→ **Exercise prompt**
Lines below that include the word "author" should each be copied.

→ **Materials provided**
=======

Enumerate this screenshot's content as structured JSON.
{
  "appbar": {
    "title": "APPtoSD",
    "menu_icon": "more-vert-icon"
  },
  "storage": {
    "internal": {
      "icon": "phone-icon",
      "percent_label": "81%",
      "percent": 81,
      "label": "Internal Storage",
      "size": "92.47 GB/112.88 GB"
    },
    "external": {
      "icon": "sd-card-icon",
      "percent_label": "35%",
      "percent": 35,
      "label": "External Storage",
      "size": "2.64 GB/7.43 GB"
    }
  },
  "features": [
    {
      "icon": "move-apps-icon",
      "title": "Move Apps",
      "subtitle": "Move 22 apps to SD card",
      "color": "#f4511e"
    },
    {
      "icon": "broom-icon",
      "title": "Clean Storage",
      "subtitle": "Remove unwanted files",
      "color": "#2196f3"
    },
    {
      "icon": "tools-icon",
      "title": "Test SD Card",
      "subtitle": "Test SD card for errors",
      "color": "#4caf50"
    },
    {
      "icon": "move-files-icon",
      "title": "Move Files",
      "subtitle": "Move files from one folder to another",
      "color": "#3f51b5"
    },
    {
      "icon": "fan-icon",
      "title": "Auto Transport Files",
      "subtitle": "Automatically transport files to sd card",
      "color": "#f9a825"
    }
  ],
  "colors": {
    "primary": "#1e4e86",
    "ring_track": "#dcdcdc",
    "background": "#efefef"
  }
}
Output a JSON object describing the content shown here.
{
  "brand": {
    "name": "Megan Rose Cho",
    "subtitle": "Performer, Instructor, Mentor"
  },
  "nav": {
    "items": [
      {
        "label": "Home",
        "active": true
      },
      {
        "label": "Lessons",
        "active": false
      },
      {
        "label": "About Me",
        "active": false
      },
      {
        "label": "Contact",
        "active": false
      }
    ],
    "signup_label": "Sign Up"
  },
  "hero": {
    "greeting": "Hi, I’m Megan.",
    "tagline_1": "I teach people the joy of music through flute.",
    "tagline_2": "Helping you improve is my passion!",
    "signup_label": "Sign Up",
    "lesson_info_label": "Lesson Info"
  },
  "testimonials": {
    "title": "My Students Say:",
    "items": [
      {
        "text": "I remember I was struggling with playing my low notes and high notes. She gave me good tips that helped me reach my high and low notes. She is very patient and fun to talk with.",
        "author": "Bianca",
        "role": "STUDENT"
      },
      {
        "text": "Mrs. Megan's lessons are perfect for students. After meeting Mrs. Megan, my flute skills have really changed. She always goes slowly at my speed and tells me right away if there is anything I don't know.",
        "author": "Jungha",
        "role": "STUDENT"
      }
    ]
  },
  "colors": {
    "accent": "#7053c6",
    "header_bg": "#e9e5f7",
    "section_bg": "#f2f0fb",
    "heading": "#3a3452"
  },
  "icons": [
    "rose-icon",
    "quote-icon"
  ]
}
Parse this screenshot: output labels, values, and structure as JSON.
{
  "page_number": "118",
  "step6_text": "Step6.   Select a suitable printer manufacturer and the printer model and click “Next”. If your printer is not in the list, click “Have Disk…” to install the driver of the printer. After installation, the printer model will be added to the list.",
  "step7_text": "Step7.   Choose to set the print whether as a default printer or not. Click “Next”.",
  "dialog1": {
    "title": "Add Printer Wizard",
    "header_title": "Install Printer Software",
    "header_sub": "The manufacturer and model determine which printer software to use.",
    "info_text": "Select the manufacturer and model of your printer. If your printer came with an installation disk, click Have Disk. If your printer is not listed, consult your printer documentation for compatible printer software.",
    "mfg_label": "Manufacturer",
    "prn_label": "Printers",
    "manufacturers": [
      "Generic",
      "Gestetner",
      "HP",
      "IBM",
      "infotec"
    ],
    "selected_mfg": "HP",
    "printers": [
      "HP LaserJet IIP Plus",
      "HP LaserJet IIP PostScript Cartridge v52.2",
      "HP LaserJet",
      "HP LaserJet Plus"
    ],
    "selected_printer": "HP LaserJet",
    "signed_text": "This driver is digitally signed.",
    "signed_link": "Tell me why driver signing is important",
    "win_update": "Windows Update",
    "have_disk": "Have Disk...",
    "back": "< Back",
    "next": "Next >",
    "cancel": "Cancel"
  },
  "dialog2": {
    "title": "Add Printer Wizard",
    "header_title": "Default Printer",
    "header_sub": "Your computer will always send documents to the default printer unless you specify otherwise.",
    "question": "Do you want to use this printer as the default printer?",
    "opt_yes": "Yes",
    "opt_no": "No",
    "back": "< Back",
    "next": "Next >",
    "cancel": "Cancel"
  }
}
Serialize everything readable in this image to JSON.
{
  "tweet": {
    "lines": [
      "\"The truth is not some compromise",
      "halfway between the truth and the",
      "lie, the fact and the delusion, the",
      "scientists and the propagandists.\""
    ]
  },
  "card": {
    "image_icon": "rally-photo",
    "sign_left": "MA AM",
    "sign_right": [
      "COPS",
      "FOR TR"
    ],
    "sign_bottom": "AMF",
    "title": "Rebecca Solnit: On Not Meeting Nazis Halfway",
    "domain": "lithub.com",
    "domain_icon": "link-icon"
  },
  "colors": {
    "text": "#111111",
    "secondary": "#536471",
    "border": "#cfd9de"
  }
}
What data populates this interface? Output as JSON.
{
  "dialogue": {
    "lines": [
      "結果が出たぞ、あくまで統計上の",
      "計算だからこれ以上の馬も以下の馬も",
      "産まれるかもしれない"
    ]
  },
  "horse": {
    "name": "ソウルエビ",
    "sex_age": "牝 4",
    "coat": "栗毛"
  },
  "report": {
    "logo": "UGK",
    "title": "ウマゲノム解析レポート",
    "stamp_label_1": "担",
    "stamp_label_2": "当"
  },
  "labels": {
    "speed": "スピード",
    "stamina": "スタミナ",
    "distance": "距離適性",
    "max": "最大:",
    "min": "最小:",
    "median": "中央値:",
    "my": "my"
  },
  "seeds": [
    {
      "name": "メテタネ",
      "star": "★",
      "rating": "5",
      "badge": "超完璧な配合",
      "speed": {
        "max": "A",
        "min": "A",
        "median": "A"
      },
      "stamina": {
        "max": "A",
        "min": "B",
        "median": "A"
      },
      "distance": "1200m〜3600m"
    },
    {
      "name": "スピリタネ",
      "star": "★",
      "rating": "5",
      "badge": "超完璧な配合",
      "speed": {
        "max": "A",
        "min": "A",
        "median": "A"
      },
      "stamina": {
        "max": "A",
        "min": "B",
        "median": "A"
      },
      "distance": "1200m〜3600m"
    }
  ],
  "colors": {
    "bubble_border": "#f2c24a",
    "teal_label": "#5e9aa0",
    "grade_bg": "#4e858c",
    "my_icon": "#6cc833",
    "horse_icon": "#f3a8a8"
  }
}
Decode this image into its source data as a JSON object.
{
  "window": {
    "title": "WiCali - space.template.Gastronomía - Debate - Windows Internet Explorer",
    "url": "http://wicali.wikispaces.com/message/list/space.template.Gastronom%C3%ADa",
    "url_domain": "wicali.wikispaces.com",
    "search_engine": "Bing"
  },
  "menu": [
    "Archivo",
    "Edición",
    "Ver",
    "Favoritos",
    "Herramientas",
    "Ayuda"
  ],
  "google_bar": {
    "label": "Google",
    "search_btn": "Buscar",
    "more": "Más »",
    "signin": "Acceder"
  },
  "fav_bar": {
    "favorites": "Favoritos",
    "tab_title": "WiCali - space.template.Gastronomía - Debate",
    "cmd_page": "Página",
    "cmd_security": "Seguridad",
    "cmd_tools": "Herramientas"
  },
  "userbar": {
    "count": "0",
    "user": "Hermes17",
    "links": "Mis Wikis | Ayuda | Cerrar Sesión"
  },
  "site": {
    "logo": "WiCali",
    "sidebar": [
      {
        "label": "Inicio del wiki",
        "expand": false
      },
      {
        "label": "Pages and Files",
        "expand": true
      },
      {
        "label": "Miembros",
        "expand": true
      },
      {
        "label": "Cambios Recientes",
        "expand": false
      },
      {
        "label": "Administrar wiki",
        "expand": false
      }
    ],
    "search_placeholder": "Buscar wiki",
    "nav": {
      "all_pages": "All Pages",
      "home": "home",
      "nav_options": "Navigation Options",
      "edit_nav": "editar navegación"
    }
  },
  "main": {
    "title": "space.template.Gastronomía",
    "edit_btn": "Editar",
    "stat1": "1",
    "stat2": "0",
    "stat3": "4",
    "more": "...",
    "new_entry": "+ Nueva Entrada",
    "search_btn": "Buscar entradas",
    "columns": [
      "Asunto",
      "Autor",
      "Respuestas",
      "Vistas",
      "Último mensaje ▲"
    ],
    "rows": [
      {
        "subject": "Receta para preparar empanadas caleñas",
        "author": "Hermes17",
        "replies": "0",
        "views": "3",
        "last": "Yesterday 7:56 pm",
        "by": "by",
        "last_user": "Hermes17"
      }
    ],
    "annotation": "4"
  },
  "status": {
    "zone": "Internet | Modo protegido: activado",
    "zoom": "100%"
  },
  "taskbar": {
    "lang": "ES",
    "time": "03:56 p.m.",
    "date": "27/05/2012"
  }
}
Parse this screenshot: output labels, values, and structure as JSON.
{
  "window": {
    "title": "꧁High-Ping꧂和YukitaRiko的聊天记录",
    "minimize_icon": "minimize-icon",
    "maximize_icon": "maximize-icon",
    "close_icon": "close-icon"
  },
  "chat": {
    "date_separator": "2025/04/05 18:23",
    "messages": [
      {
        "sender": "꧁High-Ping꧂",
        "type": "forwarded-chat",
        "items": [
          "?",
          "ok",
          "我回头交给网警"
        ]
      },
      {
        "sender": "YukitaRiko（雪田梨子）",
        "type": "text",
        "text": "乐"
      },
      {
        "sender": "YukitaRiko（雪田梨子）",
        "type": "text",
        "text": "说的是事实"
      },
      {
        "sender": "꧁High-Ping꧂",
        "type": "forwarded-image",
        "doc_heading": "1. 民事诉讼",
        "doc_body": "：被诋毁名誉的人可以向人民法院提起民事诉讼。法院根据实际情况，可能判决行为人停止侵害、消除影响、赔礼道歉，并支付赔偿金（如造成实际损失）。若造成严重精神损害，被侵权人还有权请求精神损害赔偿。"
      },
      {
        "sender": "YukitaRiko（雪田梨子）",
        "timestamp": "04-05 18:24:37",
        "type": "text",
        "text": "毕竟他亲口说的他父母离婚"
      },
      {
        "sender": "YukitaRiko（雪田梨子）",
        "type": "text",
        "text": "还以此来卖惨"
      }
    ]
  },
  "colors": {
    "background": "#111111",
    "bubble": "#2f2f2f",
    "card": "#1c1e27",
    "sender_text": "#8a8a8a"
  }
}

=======

→ **Result of this task**
        "author": "Bianca",
        "author": "Jungha",
        "author": "Hermes17",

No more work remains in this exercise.